carrier and have nailed down their options to either FX Networks or
Gen-i. This is a 3 office site (AKL/WGTN/CHCH) with relatively fat PIP
pipes between all offices, and 20/30Mbps to the Internet from the AKL &
WGTN locations using carrier managed BGP devices to allow for Internet
Obviously the overview of services according to the provider themselves
are understandably at least somewhat bias, but I was wondering whether
anybody from the NZNOG community has any objective views on each with
regards to reliability and performance?
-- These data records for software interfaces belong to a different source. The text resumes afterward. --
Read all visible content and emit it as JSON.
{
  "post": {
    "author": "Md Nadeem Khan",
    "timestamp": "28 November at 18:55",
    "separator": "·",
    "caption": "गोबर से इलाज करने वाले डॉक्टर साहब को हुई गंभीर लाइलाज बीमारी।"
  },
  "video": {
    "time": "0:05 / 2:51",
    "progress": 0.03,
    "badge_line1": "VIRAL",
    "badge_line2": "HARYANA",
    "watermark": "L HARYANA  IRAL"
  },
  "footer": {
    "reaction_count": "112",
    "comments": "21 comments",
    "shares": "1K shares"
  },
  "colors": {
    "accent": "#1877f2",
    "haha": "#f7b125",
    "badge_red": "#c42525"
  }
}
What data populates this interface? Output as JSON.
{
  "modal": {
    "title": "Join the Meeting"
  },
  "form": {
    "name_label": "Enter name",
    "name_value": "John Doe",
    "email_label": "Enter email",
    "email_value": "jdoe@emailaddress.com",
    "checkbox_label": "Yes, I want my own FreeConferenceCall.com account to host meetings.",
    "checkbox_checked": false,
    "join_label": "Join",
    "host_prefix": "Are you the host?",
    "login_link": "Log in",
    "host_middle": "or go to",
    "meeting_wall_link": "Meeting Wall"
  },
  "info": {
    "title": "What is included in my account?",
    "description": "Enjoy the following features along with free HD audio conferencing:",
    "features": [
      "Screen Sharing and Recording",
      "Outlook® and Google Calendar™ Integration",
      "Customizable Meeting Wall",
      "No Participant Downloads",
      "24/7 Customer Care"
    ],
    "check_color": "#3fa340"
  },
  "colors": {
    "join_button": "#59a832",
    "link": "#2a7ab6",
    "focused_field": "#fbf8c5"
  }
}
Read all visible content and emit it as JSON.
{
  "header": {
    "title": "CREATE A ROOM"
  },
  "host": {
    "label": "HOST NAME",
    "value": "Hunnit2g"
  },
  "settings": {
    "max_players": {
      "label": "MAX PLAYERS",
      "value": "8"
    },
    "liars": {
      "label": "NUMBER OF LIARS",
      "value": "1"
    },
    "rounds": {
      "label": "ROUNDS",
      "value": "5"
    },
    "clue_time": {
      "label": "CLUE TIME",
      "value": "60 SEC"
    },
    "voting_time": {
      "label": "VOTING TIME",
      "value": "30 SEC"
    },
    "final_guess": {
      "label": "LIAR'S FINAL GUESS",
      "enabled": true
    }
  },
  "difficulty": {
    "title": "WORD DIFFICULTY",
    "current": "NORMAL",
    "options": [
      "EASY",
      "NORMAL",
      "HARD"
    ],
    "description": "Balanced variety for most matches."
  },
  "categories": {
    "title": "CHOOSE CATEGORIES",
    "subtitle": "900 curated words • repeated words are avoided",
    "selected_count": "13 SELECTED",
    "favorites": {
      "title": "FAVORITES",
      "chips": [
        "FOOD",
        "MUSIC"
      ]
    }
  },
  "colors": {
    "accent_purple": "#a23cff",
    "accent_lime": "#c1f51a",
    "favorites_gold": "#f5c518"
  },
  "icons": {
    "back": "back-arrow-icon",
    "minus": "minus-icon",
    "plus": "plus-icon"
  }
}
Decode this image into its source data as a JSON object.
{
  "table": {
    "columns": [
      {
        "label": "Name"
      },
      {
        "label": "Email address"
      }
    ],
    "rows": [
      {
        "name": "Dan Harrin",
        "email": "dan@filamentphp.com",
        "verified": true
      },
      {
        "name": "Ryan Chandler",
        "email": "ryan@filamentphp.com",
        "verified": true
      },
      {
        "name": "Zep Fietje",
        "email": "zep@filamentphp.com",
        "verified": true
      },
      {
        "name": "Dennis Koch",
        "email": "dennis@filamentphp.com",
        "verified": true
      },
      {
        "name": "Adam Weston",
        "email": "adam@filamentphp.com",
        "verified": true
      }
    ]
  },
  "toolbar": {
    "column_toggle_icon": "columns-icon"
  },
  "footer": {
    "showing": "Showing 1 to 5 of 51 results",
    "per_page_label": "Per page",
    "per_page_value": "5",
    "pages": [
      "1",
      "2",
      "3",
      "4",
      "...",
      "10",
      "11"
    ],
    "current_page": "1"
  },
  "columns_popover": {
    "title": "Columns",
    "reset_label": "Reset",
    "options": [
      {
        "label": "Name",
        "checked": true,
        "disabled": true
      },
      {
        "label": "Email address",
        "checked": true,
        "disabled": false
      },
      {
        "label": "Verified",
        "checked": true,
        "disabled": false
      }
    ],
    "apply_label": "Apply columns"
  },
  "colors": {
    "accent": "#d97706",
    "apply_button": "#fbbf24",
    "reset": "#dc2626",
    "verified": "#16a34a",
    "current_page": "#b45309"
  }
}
For example FX seems to cost
significantly less for relatively the same thing, however without
personally having a lot of experience in provider topologies I can't
justify being able to go back to the customer vouching for either
provider either way.
Any replies, either on or off-list are appreciated.
If anyone should wish to establish a direct peering session via APE with us (for either redundancy reasons, or because you don't use the route servers) please contact me directly off list.
Craig Spiers | Network Engineer